Unlike the last two rounds, Target emerges the winner of the yield battle this time. It clocks in at 2.74%, compared to Wal-Mart’s 2.32%.
But you’ll remember that while we value strong yields, we value dividend growth much more.
Here, too, Target takes the cake. The company averaged dividend raises of 20.64% annually for the past five years, including a 19.4% hike this past May.
While Wal-Mart did boost its dividend over 18% this past year, it boasts a paltry five-year dividend growth average of 12.56%.
~Round 8: Valuation
Ask Warren Buffett or Carl Icahn or even Dan Loeb how to win every time, and they’ll all say the same thing: Buy low and sell high. That’s just as true for income investing as any other strategy, because it never makes sense to break the bank just to pick up a penny.
In this case, it’s tough to determine a true winner.
Wal-Mart’s price-to-earnings (P/E) ratio of 15.8 makes it cheaper on a historical basis to both the S&P 500 Index (17.9) and Target (16.8).
On the other hand, Target trades at the cheaper valuation, based on forward P/E ratios.

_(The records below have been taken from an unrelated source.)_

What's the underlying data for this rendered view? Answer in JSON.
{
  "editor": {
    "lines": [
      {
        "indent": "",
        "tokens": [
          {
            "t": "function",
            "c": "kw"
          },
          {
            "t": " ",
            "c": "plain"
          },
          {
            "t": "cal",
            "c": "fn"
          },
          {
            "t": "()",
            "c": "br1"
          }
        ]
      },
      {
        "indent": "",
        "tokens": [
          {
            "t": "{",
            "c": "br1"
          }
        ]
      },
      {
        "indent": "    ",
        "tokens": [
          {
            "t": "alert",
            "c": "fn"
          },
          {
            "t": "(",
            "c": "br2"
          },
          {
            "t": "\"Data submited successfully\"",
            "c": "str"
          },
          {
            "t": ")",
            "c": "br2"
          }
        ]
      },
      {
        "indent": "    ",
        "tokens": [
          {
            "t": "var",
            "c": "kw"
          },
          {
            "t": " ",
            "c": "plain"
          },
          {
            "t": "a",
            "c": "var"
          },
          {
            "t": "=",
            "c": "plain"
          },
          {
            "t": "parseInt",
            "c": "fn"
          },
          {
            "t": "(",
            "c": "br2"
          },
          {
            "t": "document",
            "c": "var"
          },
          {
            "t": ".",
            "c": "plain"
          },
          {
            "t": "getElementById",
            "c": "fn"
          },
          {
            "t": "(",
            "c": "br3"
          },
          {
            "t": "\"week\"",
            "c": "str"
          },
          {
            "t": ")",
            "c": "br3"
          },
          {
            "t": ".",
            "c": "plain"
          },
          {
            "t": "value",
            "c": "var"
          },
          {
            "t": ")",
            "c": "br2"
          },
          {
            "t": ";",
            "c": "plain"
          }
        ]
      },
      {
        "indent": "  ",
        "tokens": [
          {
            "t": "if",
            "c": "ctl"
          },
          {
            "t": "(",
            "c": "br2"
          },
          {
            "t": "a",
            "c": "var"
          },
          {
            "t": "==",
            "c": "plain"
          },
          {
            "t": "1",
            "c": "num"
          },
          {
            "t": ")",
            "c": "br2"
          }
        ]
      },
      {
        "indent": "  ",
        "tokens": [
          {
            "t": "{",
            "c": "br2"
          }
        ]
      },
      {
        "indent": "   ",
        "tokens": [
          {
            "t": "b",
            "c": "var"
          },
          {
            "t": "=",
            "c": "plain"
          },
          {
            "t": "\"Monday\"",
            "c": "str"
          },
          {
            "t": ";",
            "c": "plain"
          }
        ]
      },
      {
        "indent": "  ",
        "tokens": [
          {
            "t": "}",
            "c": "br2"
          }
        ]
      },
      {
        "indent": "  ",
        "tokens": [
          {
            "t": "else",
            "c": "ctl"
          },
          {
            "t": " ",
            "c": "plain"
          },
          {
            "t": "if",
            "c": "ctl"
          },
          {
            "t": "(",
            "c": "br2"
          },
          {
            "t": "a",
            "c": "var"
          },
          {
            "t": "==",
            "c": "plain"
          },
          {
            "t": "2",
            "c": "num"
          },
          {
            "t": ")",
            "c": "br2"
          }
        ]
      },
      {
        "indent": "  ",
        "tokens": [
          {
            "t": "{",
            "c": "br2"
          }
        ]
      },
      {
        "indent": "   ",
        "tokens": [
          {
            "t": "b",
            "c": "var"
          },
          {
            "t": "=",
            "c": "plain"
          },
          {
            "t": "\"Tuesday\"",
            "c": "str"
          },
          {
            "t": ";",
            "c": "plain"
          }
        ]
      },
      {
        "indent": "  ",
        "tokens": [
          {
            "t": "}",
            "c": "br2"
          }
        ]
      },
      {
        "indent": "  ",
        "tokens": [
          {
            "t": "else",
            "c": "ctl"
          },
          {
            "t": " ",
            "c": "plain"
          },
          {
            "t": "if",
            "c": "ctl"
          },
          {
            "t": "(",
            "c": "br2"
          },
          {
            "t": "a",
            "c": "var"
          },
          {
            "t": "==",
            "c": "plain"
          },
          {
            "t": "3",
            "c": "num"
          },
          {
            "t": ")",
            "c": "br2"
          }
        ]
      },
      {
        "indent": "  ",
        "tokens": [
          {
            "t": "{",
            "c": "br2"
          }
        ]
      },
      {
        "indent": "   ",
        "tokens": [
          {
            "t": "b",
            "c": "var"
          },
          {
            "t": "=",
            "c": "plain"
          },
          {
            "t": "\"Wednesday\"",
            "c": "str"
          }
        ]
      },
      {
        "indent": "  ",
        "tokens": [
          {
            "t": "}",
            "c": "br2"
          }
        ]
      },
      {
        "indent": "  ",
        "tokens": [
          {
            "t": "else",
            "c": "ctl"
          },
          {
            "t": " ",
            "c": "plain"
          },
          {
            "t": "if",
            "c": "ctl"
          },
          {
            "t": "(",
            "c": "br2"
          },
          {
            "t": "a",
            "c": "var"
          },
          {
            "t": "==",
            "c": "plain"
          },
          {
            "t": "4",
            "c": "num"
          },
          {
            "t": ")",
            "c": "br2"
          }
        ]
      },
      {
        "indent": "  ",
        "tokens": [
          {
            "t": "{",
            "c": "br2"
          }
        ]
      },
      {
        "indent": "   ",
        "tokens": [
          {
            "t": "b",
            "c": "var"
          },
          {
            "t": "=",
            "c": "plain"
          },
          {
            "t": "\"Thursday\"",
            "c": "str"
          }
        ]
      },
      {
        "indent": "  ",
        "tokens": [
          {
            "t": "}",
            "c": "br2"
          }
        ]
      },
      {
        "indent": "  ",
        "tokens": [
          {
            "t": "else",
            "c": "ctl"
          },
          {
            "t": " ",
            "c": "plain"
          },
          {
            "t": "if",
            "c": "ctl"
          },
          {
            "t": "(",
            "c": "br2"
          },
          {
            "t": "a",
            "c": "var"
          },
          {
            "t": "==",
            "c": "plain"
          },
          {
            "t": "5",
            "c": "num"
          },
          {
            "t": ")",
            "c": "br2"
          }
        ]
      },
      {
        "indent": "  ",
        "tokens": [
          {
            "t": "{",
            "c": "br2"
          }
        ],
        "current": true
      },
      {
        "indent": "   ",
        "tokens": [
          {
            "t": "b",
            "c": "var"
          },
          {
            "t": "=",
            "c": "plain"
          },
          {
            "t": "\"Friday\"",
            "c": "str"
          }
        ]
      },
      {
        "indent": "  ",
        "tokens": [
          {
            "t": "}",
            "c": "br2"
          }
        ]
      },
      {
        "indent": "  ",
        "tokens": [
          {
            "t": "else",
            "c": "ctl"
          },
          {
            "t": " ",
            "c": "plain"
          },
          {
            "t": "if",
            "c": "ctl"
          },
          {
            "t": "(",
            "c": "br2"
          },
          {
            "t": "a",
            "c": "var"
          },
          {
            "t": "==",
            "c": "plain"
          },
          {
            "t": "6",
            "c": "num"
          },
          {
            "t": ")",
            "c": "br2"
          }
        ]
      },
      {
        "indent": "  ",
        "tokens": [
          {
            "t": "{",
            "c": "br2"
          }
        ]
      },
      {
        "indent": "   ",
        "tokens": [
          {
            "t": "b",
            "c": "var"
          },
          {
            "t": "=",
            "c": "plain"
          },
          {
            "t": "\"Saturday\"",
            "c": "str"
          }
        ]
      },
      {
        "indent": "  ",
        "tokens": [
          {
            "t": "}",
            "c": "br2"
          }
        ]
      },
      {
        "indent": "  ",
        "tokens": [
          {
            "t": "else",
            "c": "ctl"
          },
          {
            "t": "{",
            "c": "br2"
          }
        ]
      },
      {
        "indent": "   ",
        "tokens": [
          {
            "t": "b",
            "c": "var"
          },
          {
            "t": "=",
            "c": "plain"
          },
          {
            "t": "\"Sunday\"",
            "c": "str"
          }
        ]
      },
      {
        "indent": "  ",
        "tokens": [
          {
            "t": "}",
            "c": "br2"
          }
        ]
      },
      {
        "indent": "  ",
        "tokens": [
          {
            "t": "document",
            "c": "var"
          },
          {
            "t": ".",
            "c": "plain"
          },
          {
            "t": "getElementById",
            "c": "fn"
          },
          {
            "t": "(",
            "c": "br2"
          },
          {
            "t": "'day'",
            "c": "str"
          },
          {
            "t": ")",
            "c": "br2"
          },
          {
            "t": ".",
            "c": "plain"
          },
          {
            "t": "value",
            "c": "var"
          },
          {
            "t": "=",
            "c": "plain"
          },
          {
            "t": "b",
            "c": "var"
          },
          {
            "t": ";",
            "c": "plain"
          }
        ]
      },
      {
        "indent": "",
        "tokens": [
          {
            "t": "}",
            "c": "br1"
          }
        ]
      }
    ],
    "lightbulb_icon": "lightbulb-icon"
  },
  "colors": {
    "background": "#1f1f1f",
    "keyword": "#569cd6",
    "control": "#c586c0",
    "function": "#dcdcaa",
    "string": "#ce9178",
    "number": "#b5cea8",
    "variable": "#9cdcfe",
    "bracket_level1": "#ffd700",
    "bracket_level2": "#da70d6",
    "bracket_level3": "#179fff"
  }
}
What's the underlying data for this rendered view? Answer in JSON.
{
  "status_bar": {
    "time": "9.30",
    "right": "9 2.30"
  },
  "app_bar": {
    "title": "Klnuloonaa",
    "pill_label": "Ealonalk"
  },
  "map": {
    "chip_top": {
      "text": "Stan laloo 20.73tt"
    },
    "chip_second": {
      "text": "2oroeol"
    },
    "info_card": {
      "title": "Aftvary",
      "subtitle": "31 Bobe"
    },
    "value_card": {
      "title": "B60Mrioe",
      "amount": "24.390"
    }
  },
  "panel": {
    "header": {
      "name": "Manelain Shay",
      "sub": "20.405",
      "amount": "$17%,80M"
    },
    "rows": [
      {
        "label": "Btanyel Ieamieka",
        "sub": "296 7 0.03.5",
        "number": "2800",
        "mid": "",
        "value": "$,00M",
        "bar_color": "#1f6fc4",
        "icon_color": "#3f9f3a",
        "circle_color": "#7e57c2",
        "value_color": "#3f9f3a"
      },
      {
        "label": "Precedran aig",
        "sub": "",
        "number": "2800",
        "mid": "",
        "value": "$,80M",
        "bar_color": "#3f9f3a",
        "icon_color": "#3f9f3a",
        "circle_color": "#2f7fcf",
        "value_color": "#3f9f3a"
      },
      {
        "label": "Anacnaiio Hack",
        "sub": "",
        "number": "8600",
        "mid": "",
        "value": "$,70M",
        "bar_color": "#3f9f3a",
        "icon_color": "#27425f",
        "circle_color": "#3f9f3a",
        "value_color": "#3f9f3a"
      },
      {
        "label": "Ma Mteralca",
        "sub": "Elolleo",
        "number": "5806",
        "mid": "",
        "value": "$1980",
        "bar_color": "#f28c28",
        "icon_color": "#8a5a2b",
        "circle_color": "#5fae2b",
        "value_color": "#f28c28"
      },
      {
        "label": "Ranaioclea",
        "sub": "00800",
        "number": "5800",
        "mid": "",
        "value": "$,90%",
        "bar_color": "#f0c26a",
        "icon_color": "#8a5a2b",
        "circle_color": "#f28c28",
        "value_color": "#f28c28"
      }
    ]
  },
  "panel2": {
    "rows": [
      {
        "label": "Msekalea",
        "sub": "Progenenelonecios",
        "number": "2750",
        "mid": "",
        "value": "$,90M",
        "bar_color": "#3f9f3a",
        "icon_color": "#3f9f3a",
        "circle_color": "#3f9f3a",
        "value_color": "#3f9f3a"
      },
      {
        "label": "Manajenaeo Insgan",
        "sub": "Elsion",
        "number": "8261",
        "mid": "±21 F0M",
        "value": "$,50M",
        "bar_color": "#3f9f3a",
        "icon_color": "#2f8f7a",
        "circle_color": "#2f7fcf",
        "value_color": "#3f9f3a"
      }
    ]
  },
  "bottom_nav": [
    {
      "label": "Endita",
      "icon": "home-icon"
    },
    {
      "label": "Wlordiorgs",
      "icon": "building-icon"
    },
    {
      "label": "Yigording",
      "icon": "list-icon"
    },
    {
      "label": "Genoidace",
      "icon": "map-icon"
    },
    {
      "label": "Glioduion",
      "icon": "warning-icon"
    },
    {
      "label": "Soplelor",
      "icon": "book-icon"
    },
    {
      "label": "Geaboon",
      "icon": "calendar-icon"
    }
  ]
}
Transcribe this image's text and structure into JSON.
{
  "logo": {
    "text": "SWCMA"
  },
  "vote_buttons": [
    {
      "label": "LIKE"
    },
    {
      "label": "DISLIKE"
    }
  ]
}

It trades at 13.9 times forward earnings, compared to Wal-Mart at 15.1 and the S&P 500 at 16.5.
And the Winner Is …
After eight rounds of knockdown, drag-out competition, let’s go to the scorecard…
With a score of 4 to 3, Wal-Mart squeaked by to emerge victorious in this clash of the “everything store” titans.
Thanks to its simpler business plan, larger cash reserves, minimal need for credit and a more comfortable earnings buffer, Wal-Mart was able to overcome the decrease in demand caused by a still-recovering economy to edge out Target as the winner of our second Dividend Class Warfare matchup.
Next Thursday, we’ll be one week closer to Christmas and also on to matchup No. 3, where we’ll be pitting Burberry (BRBY.L) against Coach (COH) to see which is the best accessory retailer for income investing.
Make sure you tune in to see who comes out on top.
Safe (and high-yield) investing,